Records:
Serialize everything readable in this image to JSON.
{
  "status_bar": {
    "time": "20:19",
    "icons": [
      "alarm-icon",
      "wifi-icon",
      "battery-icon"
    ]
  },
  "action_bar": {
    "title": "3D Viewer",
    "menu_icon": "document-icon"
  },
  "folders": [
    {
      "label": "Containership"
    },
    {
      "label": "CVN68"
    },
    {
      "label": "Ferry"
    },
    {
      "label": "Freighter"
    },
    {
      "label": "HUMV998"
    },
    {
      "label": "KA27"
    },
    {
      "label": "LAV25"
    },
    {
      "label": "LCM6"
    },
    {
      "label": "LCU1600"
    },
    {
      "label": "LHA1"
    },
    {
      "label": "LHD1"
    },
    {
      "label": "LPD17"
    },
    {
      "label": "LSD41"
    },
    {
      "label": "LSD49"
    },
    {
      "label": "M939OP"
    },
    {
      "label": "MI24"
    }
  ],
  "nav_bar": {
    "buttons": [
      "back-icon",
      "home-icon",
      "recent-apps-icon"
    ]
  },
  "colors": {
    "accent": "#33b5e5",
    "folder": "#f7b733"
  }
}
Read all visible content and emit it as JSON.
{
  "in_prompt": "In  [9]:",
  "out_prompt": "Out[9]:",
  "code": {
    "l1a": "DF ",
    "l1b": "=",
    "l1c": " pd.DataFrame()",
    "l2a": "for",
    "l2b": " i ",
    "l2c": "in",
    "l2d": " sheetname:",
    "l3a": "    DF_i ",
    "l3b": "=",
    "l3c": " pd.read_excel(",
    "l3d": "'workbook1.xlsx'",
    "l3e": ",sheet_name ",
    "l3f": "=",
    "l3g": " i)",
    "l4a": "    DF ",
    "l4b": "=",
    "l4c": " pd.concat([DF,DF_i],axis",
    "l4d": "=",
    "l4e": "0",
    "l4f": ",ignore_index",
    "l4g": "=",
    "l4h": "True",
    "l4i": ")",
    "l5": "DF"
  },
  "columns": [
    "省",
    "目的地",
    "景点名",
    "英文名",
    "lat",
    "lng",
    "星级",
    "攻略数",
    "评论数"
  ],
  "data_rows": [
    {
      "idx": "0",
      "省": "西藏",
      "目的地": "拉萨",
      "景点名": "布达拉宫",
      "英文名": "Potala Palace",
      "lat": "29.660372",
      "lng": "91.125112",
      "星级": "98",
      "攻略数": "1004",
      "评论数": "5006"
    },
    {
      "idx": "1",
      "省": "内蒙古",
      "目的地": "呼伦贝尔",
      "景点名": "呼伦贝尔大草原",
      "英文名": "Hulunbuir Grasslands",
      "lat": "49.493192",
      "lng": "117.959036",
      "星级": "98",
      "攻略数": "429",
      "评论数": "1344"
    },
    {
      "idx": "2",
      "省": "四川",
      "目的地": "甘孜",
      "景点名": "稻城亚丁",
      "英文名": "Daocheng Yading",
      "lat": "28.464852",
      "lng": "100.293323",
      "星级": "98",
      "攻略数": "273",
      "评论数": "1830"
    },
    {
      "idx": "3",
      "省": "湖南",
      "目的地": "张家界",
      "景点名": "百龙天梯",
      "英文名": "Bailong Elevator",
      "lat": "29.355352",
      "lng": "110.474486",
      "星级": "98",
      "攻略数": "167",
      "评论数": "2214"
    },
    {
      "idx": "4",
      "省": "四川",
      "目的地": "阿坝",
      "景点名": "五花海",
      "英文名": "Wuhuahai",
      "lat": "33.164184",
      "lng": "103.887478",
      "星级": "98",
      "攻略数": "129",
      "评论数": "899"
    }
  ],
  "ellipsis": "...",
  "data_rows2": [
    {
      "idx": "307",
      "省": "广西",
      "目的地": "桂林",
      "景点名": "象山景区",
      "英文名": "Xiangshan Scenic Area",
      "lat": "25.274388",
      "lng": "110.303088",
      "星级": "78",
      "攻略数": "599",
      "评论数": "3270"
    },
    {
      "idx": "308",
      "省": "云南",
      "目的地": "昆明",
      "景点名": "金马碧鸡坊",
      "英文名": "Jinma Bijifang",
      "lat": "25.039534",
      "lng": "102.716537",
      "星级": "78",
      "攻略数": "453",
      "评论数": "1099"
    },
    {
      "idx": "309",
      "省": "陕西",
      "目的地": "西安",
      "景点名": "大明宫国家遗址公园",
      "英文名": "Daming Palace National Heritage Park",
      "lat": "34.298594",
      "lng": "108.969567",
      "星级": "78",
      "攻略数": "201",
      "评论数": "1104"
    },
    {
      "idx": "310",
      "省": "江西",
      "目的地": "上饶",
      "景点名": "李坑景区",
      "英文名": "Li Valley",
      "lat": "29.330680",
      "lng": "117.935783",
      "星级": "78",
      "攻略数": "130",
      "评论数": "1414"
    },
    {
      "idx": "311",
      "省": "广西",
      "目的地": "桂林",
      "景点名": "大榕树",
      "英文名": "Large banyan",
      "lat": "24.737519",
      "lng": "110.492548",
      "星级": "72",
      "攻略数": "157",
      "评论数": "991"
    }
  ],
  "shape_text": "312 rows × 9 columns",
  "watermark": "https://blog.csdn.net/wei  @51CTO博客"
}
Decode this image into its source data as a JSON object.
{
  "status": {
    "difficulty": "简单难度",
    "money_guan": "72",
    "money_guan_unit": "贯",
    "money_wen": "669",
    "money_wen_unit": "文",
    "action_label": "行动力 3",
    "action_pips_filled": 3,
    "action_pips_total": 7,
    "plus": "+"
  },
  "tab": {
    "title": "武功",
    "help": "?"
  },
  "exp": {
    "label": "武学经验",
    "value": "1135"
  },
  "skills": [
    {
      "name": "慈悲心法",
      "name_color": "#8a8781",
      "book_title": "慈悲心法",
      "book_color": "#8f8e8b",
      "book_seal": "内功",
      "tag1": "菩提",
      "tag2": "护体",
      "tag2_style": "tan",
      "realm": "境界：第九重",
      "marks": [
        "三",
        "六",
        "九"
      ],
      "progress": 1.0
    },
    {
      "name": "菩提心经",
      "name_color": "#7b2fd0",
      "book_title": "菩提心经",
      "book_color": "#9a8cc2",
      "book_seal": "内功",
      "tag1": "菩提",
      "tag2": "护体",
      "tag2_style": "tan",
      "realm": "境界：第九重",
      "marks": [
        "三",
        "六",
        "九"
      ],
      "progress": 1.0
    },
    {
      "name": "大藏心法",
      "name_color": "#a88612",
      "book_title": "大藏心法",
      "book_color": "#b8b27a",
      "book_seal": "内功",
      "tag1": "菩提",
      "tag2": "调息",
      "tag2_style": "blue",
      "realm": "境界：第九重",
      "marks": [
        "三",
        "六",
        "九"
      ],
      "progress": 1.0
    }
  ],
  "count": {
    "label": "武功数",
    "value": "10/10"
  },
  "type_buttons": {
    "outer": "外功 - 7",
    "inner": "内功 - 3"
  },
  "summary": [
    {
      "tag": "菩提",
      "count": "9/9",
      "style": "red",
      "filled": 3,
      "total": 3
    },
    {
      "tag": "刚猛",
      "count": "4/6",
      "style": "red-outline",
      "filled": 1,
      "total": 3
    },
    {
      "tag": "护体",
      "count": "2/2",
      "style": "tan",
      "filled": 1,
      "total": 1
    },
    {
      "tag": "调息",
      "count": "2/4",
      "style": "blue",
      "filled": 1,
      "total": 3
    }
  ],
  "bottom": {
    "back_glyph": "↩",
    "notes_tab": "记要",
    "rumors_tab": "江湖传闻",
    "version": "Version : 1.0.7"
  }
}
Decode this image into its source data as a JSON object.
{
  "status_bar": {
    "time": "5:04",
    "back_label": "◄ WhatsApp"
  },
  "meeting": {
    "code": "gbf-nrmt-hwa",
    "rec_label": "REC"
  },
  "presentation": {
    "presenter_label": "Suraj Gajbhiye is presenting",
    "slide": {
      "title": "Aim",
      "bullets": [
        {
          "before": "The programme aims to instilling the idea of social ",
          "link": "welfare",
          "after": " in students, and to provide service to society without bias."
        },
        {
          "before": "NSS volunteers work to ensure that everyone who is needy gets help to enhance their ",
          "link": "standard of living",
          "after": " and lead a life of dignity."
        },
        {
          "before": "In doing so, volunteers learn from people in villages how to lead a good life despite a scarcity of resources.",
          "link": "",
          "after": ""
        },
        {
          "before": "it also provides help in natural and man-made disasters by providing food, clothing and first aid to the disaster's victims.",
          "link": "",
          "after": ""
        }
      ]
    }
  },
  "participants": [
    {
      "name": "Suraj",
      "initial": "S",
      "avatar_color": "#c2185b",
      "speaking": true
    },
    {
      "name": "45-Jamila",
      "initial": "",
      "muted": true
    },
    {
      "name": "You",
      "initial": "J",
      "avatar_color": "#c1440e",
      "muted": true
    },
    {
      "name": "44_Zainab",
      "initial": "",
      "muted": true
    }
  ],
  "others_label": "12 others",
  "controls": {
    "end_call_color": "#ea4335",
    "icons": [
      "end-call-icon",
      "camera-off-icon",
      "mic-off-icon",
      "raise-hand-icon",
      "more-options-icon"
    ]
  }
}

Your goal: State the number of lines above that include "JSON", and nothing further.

Answer section: 4